On the performance front, the Paladin F turned in good, but not insane, application numbers. Against our zero-point machine, a 2.66GHz Core i7-920 overclocked to 3.5GHz, the 3.8GHz Core i7-980 was about 35 percent faster in Vegas Pro 9 and Main Concept Reference. In ProShow Producer, the Paladin F only managed a 17 percent faster score. Lightroom saw a 15 percent boost.
In gaming, however, our zero-point dominated. Yes, the GeForce GTX 480 is the fastest single-GPU card in existence, but our zero-point uses a Radeon HD 5970 card, the single-fastest videocard in existence. That dual-GPU 5970 saw the Paladin F run roughly 23 percent slower in both Far Cry 2 and STALKER: Call of Pripyat. The asterisk on our 5970 card, though, is the cost and availability. You’d be lucky to find a Radeon HD 5970 for less than $700—if you can find one at all. It’s not an easy card to get, folks.
Of course, neither the Paladin F nor our zero-point can hold a candle to Digital Storm’s tri-CrossFire Hail Storm (reviewed in May) nor Main Gear’s tri-SLI Shift (reviewed in June). But here’s the kicker: Those two super PCs were $7,800 and $6,900, respectively. The Paladin F is $3,000.
Is it the fastest rig in der verold?
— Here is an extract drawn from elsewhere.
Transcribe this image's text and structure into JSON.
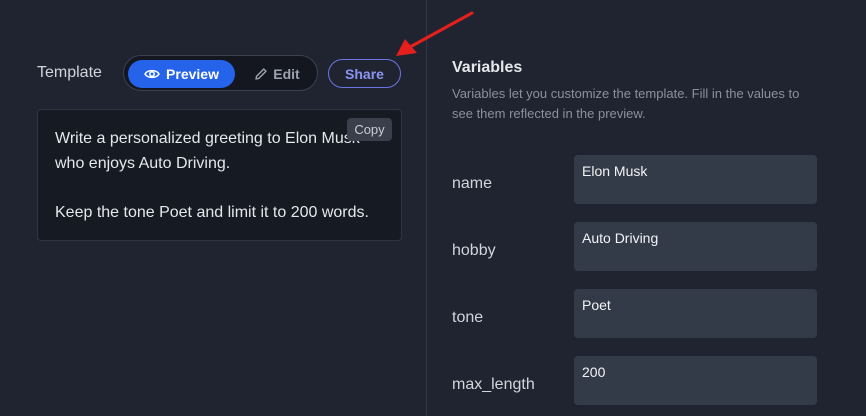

No. We’re not even sure it’s the fastest in the Tri-State area, but for $3,000, you’re getting Intel’s best and a DX11 card that’s actually almost as fast as the dual-GPU 5970 card.
In the end, despite a couple configuration issues, the Paladin F is a solid machine and a darn good value.
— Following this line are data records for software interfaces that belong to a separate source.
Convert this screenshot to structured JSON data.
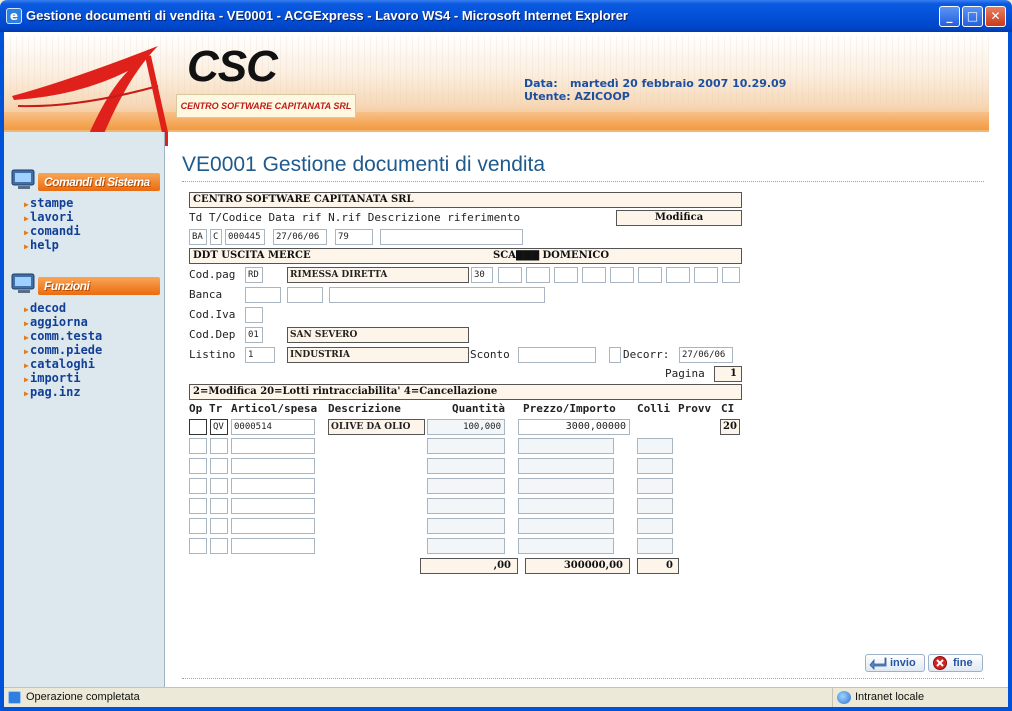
{
  "window": {
    "title": "Gestione documenti di vendita - VE0001 - ACGExpress - Lavoro WS4 - Microsoft Internet Explorer",
    "icon": "ie-icon",
    "controls": [
      "minimize",
      "maximize",
      "close"
    ]
  },
  "header": {
    "logo_text": "CSC",
    "logo_sub": "CENTRO SOFTWARE CAPITANATA SRL",
    "date_label": "Data:",
    "date_value": "martedì 20 febbraio 2007 10.29.09",
    "user_label": "Utente:",
    "user_value": "AZICOOP"
  },
  "sidebar": {
    "section1_title": "Comandi di Sistema",
    "section1_items": [
      "stampe",
      "lavori",
      "comandi",
      "help"
    ],
    "section2_title": "Funzioni",
    "section2_items": [
      "decod",
      "aggiorna",
      "comm.testa",
      "comm.piede",
      "cataloghi",
      "importi",
      "pag.inz"
    ]
  },
  "main": {
    "title": "VE0001 Gestione documenti di vendita",
    "company": "CENTRO SOFTWARE CAPITANATA SRL",
    "doc_header_label": "Td T/Codice Data rif N.rif Descrizione riferimento",
    "mode": "Modifica",
    "doc": {
      "td": "BA",
      "t": "C",
      "codice": "000445",
      "data_rif": "27/06/06",
      "n_rif": "79",
      "descr_rif": ""
    },
    "ddt_label": "DDT USCITA MERCE",
    "customer": "SCA▇▇▇ DOMENICO",
    "codpag_label": "Cod.pag",
    "codpag": "RD",
    "codpag_descr": "RIMESSA DIRETTA",
    "codpag_days": "30",
    "banca_label": "Banca",
    "codiva_label": "Cod.Iva",
    "coddep_label": "Cod.Dep",
    "coddep": "01",
    "coddep_descr": "SAN SEVERO",
    "listino_label": "Listino",
    "listino": "1",
    "listino_descr": "INDUSTRIA",
    "sconto_label": "Sconto",
    "decorr_label": "Decorr:",
    "decorr": "27/06/06",
    "pagina_label": "Pagina",
    "pagina": "1",
    "options_bar": "2=Modifica  20=Lotti rintracciabilita' 4=Cancellazione",
    "columns": [
      "Op",
      "Tr",
      "Articol/spesa",
      "Descrizione",
      "Quantità",
      "Prezzo/Importo",
      "Colli",
      "Provv",
      "CI"
    ],
    "rows": [
      {
        "op": "",
        "tr": "QV",
        "articolo": "0000514",
        "descrizione": "OLIVE DA OLIO",
        "quantita": "100,000",
        "prezzo": "3000,00000",
        "colli": "",
        "ci": "20"
      }
    ],
    "totals": {
      "quantita": ",00",
      "importo": "300000,00",
      "colli": "0"
    }
  },
  "buttons": {
    "invio": "invio",
    "fine": "fine"
  },
  "statusbar": {
    "text": "Operazione completata",
    "zone": "Intranet locale"
  }
}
Quiet; affordable; room to expand.
Incredibly small main partition; could use a second GPU.
|Processor||Intel 3.33GHz Core i7-980X (OC’d to 3.8GHz) with Acetek 550LC cooler |
|Mobo ||Gigabyte GA-X58A-UD5 |
|RAM||6GB Kingston DDR3/1600 in tri-channel mode |
|Videocard ||GeForce GTX 480 |
|Soundcard ||Onboard Realtek |
|Storage ||Two Kingston 30GB SSDNow V Series, 1.5TB Seagate Barracuda|
|Optical ||LG Blu-ray combo drive |
|Case/PSU ||Zalman GS1000 Plus / 1000 Watt PSU |
|Zero Point ||iBuypower Paladin F |
|Vegas Pro 9 (sec)||3,049 ||2,273|
|Lightroom 2.6 (sec) ||356 ||309 |
|ProShow 4 (sec) ||1,112||947 |
|Reference 1.6 (sec) ||2,113 ||1,553 |
|S.T.A.L.K.E.R.: CoP (fps)||42 ||32.3 (-23%) |
|Far Cry 2 (fps) ||114.4 ||87.7 (-23%) |
Our current desktop test bed consists of a quad-core 2.66GHz Core i7-920 overclocked to 3.5GHz, 6GB of Corsair DDR3/1333 overclocked to 1,750MHz, on a Gigabyte X58 motherboard. We are running an ATI Radeon HD 5970 graphics card, a 160GB Intel X25-M SSD, and the 64-bit version of Windows 7 Ultimate.